A long time ago in a galaxy far, far away, I was part of the entertainment business. A struggling wannabe actor, I made bills every month – well, most months – by working in the technology side of the industry. I had a number of freelance jobs over the years with ABC Television, MTV, and others. But after many weeks of begging, my 40-hour-a-week day job started with the three-year-old E! Entertainment Television cable network in November, 1993.
When I arrived at the E! Channel I ran into this guy:
… Ron “Max” Baer. Max and I worked east coast prime time, the 3-11 shift, for the better part of seven years, not counting military leaves of absence. Some quick calculations show that together, we were forced to watch close to 15,000 hours high-quality E! programming. Having worked there both before and after I did, he’s watched probably five or six times as much high-quality E! programming.
Well, E! programming, anyway. Some was quality and the other 14,999 hours… Well, you can figure out what I mean without me having to openly disparage my former employer.
Don’t get me wrong, it was a fun place to work — particularly at first. While many of the tasks were mundane and mind-numbingly boring, people like Max made it a fun place to spend eight hours every day.
Max was unflappable in a crisis and I learned a lot from him and his extensive prior experience with E!, its predecessor Movietime, and other master control jobs he’d held over the years. I recall one weekend we were working together, Max was seated at the switcher, legs crossed, hands folded casually in his lap conversing with me when the whole plant went dark. Boom! No power. No TV. No lights. Nada. A few weeks prior, E!’s crack (addicted)* engineering staff had just installed a brand-new, uninterruptable power supply for the critical equipment in master control. It failed on first use and there we sat in the dark.
A mere two or three seconds passed – if it was even that long — and Max make his “I don’t effin’ believe this” face. Without uttering a word, he calmly reached over, pulled out a notebook containing the phone number of people to call when emergencies happen, and made the call. He didn’t even uncross his legs. That’s how unflappable he was.
When hired at E! , I and everyone else was issued this badge…
… which got me in the building and into the master control area where Max and I worked. Most often, I’d plop down my stuff and my coat, often leaving the badge attached to the coat or on top of the pile o’ stuff that I brought in for the day. Then I would go about retrieving from the media library the videotapes containing the next day’s commercials and loading them into the ACR-225 commercial playback robot:

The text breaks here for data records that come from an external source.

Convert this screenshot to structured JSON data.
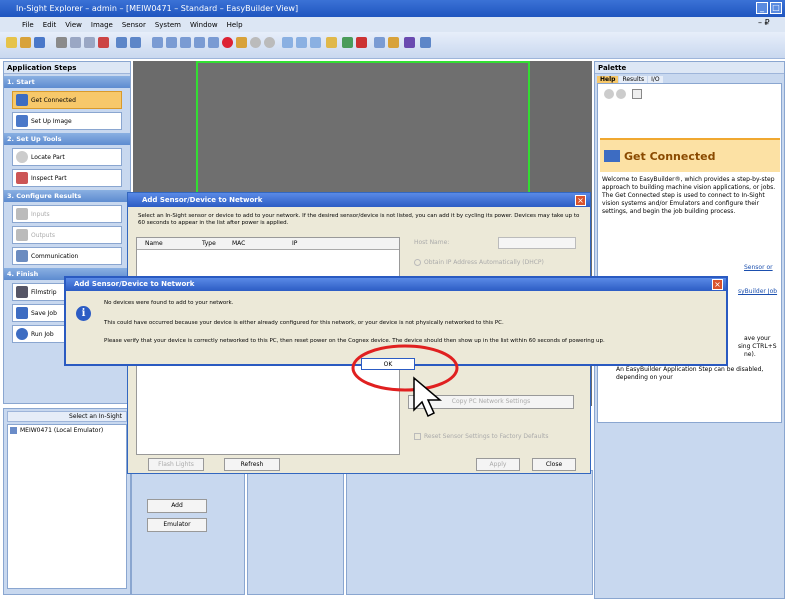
{
  "window": {
    "title": "In-Sight Explorer – admin – [MEIW0471 – Standard – EasyBuilder View]",
    "min": "_",
    "max": "□",
    "menu_restore": "– ₽"
  },
  "menubar": [
    "File",
    "Edit",
    "View",
    "Image",
    "Sensor",
    "System",
    "Window",
    "Help"
  ],
  "app_steps": {
    "title": "Application Steps",
    "sections": [
      {
        "label": "1. Start",
        "items": [
          "Get Connected",
          "Set Up Image"
        ]
      },
      {
        "label": "2. Set Up Tools",
        "items": [
          "Locate Part",
          "Inspect Part"
        ]
      },
      {
        "label": "3. Configure Results",
        "items": [
          "Inputs",
          "Outputs",
          "Communication"
        ]
      },
      {
        "label": "4. Finish",
        "items": [
          "Filmstrip",
          "Save Job",
          "Run Job"
        ]
      }
    ]
  },
  "sensor_panel": {
    "header": "Select an In-Sight",
    "item": "MEIW0471 (Local Emulator)",
    "add_btn": "Add",
    "emulator_btn": "Emulator"
  },
  "palette": {
    "title": "Palette",
    "tabs": [
      "Help",
      "Results",
      "I/O"
    ],
    "help_heading": "Get Connected",
    "help_text": "Welcome to EasyBuilder®, which provides a step-by-step approach to building machine vision applications, or jobs. The Get Connected step is used to connect to In-Sight vision systems and/or Emulators and configure their settings, and begin the job building process.",
    "link1": "Sensor or",
    "link2": "syBuilder Job",
    "partial1": "ave your",
    "partial2": "sing CTRL+S",
    "partial3": "ne).",
    "bullet": "An EasyBuilder Application Step can be disabled, depending on your"
  },
  "add_dialog": {
    "title": "Add Sensor/Device to Network",
    "instructions": "Select an In-Sight sensor or device to add to your network. If the desired sensor/device is not listed, you can add it by cycling its power. Devices may take up to 60 seconds to appear in the list after power is applied.",
    "columns": [
      "Name",
      "Type",
      "MAC",
      "IP"
    ],
    "host_name_label": "Host Name:",
    "dhcp_label": "Obtain IP Address Automatically (DHCP)",
    "copy_btn": "Copy PC Network Settings",
    "reset_label": "Reset Sensor Settings to Factory Defaults",
    "flash_btn": "Flash Lights",
    "refresh_btn": "Refresh",
    "apply_btn": "Apply",
    "close_btn": "Close"
  },
  "msg_dialog": {
    "title": "Add Sensor/Device to Network",
    "line1": "No devices were found to add to your network.",
    "line2": "This could have occurred because your device is either already configured for this network, or your device is not physically networked to this PC.",
    "line3": "Please verify that your device is correctly networked to this PC, then reset power on the Cognex device. The device should then show up in the list within 60 seconds of powering up.",
    "ok": "OK"
  },
  "colors": {
    "accent": "#2c5cc4",
    "highlight_circle": "#e02020",
    "image_frame": "#33dd33",
    "image_bg": "#6b6b6b"
  }
}
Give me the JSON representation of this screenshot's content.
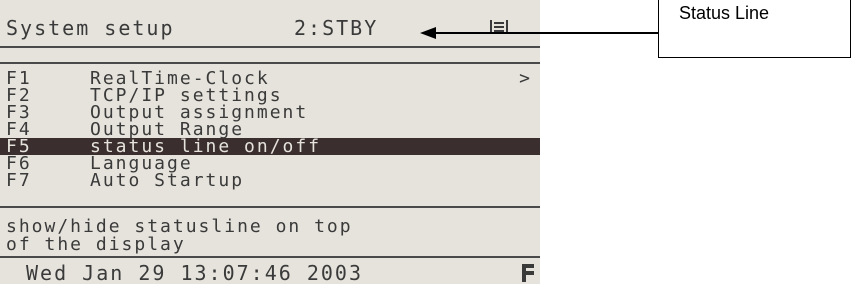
{
  "header": {
    "title": "System setup",
    "status": "2:STBY"
  },
  "menu": {
    "items": [
      {
        "key": "F1",
        "label": "RealTime-Clock"
      },
      {
        "key": "F2",
        "label": "TCP/IP settings"
      },
      {
        "key": "F3",
        "label": "Output assignment"
      },
      {
        "key": "F4",
        "label": "Output Range"
      },
      {
        "key": "F5",
        "label": "status line on/off"
      },
      {
        "key": "F6",
        "label": "Language"
      },
      {
        "key": "F7",
        "label": "Auto Startup"
      }
    ],
    "selected_index": 4,
    "more_indicator": ">"
  },
  "description": {
    "line1": "show/hide statusline on top",
    "line2": "of the display"
  },
  "footer": {
    "datetime": "Wed Jan 29 13:07:46 2003"
  },
  "annotation": {
    "label": "Status Line"
  },
  "colors": {
    "lcd_bg": "#e6e3dc",
    "lcd_fg": "#3a3a3a",
    "selection_bg": "#3a2e2e"
  },
  "icons": {
    "status_icon": "signal-bars-icon",
    "footer_icon": "f-block-icon"
  }
}
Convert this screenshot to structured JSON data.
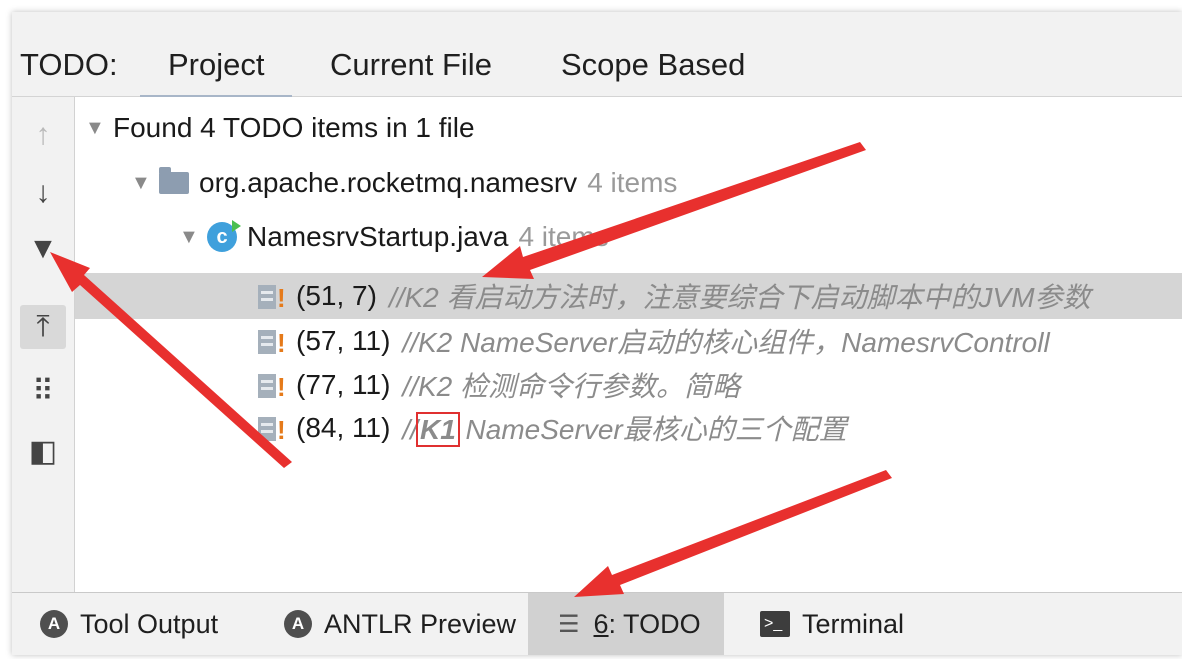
{
  "tabbar": {
    "label": "TODO:",
    "tabs": [
      {
        "label": "Project",
        "active": true
      },
      {
        "label": "Current File",
        "active": false
      },
      {
        "label": "Scope Based",
        "active": false
      }
    ]
  },
  "toolstrip": {
    "items": [
      {
        "name": "arrow-up-icon",
        "glyph": "↑",
        "state": "disabled"
      },
      {
        "name": "arrow-down-icon",
        "glyph": "↓",
        "state": "normal"
      },
      {
        "name": "expand-triangle-icon",
        "glyph": "▼",
        "state": "normal"
      },
      {
        "name": "autoscroll-icon",
        "glyph": "⤒",
        "state": "pressed"
      },
      {
        "name": "group-by-icon",
        "glyph": "⠿",
        "state": "normal"
      },
      {
        "name": "preview-panel-icon",
        "glyph": "◧",
        "state": "normal"
      }
    ]
  },
  "tree": {
    "summary": "Found 4 TODO items in 1 file",
    "package": {
      "name": "org.apache.rocketmq.namesrv",
      "count": "4 items"
    },
    "file": {
      "name": "NamesrvStartup.java",
      "count": "4 items",
      "icon_letter": "c"
    },
    "items": [
      {
        "position": "(51, 7)",
        "comment": "//K2 看启动方法时，注意要综合下启动脚本中的JVM参数",
        "selected": true
      },
      {
        "position": "(57, 11)",
        "comment": "//K2 NameServer启动的核心组件，NamesrvControll",
        "selected": false
      },
      {
        "position": "(77, 11)",
        "comment": "//K2 检测命令行参数。简略",
        "selected": false
      },
      {
        "position": "(84, 11)",
        "comment_prefix": "//",
        "comment_tag": "K1",
        "comment_rest": " NameServer最核心的三个配置",
        "selected": false
      }
    ]
  },
  "bottombar": {
    "tabs": [
      {
        "label": "Tool Output",
        "icon": "tool-output-icon",
        "icon_glyph": "A"
      },
      {
        "label": "ANTLR Preview",
        "icon": "antlr-icon",
        "icon_glyph": "A"
      },
      {
        "label_num": "6",
        "label_rest": ": TODO",
        "icon": "list-icon",
        "icon_glyph": "☰",
        "active": true
      },
      {
        "label": "Terminal",
        "icon": "terminal-icon",
        "icon_glyph": ">_"
      }
    ]
  },
  "colors": {
    "selection": "#d5d5d5",
    "comment": "#8b8b8b",
    "annotation_arrow": "#e8302e",
    "todo_marker": "#e57a1a"
  }
}
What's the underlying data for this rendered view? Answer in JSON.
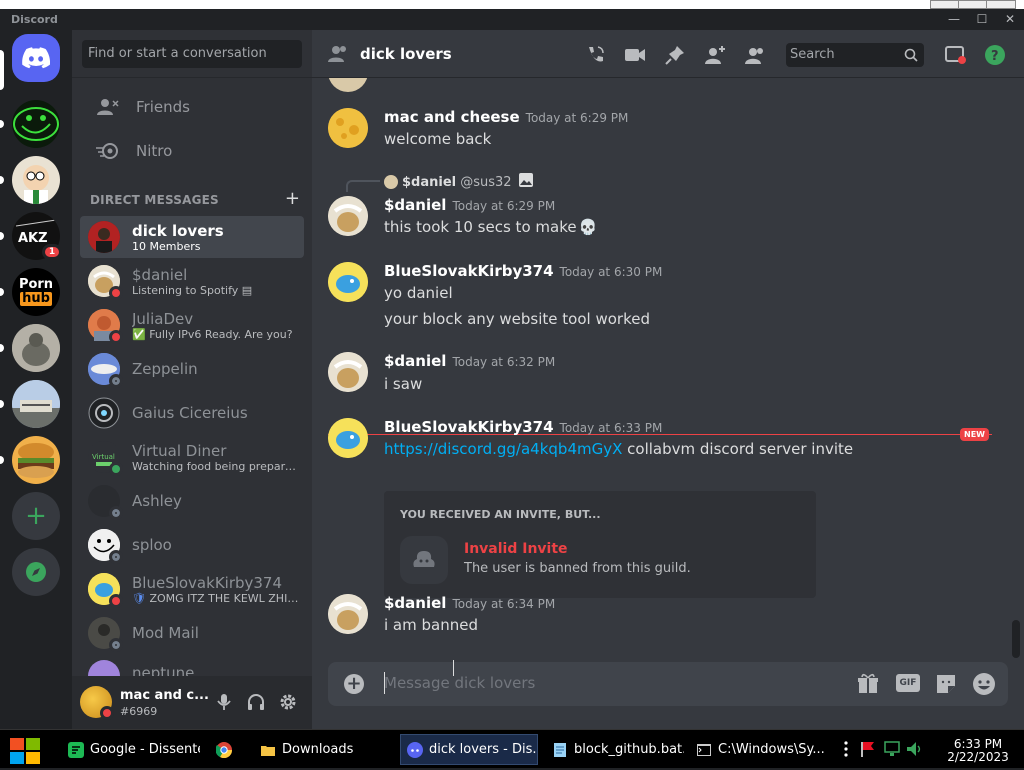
{
  "app": {
    "title": "Discord"
  },
  "sidebar": {
    "search_placeholder": "Find or start a conversation",
    "nav": [
      {
        "label": "Friends"
      },
      {
        "label": "Nitro"
      }
    ],
    "dm_header": "DIRECT MESSAGES",
    "dms": [
      {
        "name": "dick lovers",
        "sub": "10 Members",
        "status": ""
      },
      {
        "name": "$daniel",
        "sub": "Listening to Spotify",
        "status": "dnd"
      },
      {
        "name": "JuliaDev",
        "sub": "✅ Fully IPv6 Ready. Are you?",
        "status": "dnd"
      },
      {
        "name": "Zeppelin",
        "sub": "",
        "status": "offline"
      },
      {
        "name": "Gaius Cicereius",
        "sub": "",
        "status": ""
      },
      {
        "name": "Virtual Diner",
        "sub": "Watching food being prepared!",
        "status": "online"
      },
      {
        "name": "Ashley",
        "sub": "",
        "status": "offline"
      },
      {
        "name": "sploo",
        "sub": "",
        "status": "offline"
      },
      {
        "name": "BlueSlovakKirby374",
        "sub": "ZOMG ITZ THE KEWL ZHIE...",
        "status": "dnd"
      },
      {
        "name": "Mod Mail",
        "sub": "",
        "status": "offline"
      },
      {
        "name": "neptune",
        "sub": "",
        "status": ""
      }
    ]
  },
  "guilds": {
    "porn_line1": "Porn",
    "porn_line2": "hub",
    "mention_badge": "1"
  },
  "user": {
    "name": "mac and c...",
    "tag": "#6969"
  },
  "channel": {
    "name": "dick lovers",
    "search_placeholder": "Search"
  },
  "messages": [
    {
      "author": "mac and cheese",
      "time": "Today at 6:29 PM",
      "lines": [
        "welcome back"
      ]
    },
    {
      "reply_author": "$daniel",
      "reply_text": "@sus32",
      "author": "$daniel",
      "time": "Today at 6:29 PM",
      "lines": [
        "this took 10 secs to make"
      ]
    },
    {
      "author": "BlueSlovakKirby374",
      "time": "Today at 6:30 PM",
      "lines": [
        "yo daniel",
        "your block any website tool worked"
      ]
    },
    {
      "author": "$daniel",
      "time": "Today at 6:32 PM",
      "lines": [
        "i saw"
      ]
    },
    {
      "author": "BlueSlovakKirby374",
      "time": "Today at 6:33 PM",
      "link": "https://discord.gg/a4kqb4mGyX",
      "lines": [
        "collabvm discord server invite"
      ]
    },
    {
      "author": "$daniel",
      "time": "Today at 6:34 PM",
      "lines": [
        "i am banned"
      ]
    }
  ],
  "new_divider": "NEW",
  "invite": {
    "header": "YOU RECEIVED AN INVITE, BUT...",
    "title": "Invalid Invite",
    "desc": "The user is banned from this guild."
  },
  "composer": {
    "placeholder": "Message dick lovers",
    "gif_label": "GIF"
  },
  "taskbar": {
    "items": [
      {
        "label": "Google - Dissenter"
      },
      {
        "label": ""
      },
      {
        "label": "Downloads"
      },
      {
        "label": "dick lovers - Dis..."
      },
      {
        "label": "block_github.bat..."
      },
      {
        "label": "C:\\Windows\\Sy..."
      }
    ],
    "time": "6:33 PM",
    "date": "2/22/2023"
  },
  "colors": {
    "blurple": "#5865f2",
    "dnd": "#ed4245",
    "online": "#3ba55d",
    "link": "#00aff4",
    "bg": "#36393f"
  }
}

Unfortunately, I often left my badge vulnerable to parody and alteration as Max, bless his heart, had a predilection for sketching funny things on Post-It notes and sticking them to my badge like this:
My badge was always fair game for him because of my own absent mindedness. So he had ample opportunity to modify my badge with funny Post-It’s over the years and I was always delighted to discover them.
The other day, I was sorting through some stuff in the junk room and rediscovered the little remnants of the Post-It Notes that Max had attached to my badge over the years. They were all stuck to two Day Runner pages that I had saved precisely to preserve these nostalgic little gems. I was so delighted to have found them and I remembered all the genuinely good times that Max and I had while we were doing fair-to-middling master control work.
Now, I’m delighted to post them here. I know they won’t be funny to the vast majority of you, but Max, I hope these bring back some memories of the olden days when 1” videotape ruled and TV’s were closer to being square.
One other thing you should know.
In the early days of my E! career, I told to my new E! colleagues the story about how I got nicknamed Liz. It was short for “Lizard Lips.” When I was teaching high school band at the SHAPE American High School in Belgium, the music students bestowed upon me that nickname. It stuck and I embraced it. It also got shortened to “Liz.” So many of my colleagues knew me more as Liz than they did as Dan. Hence these modifications:
Sunday night at E! network control was “X-Files” night. We’d swing the steerable satellite dish around to pick up the east coast Fox network feed so we could watch it three hours earlier and fast-forward through the commercial breaks.
Max had a large appetite and an adventurous palate when it came to food. Me? I’m a burgers and fries kinda guy. Max recognized my dislike for sushi with this:
I have no clue what this means in ANY context.
I presume that this one… Well, shoot, I have no clue on this one either.
Last one. Who didn’t love “The Simpsons” in the 90’s? And who doesn’t love donuts?
That’s pretty much it. Thanks, Max, for making years of boredom bearable. And remember, you can’t spell “loser” without E!.
I found this photo of Max after I already posted this. I’d have used this one at the top if I had known where it was hiding.
* I’m definitely kidding about the E! Engineering Staff of the day. They were terrific folks and did back handsprings to keep things on the air.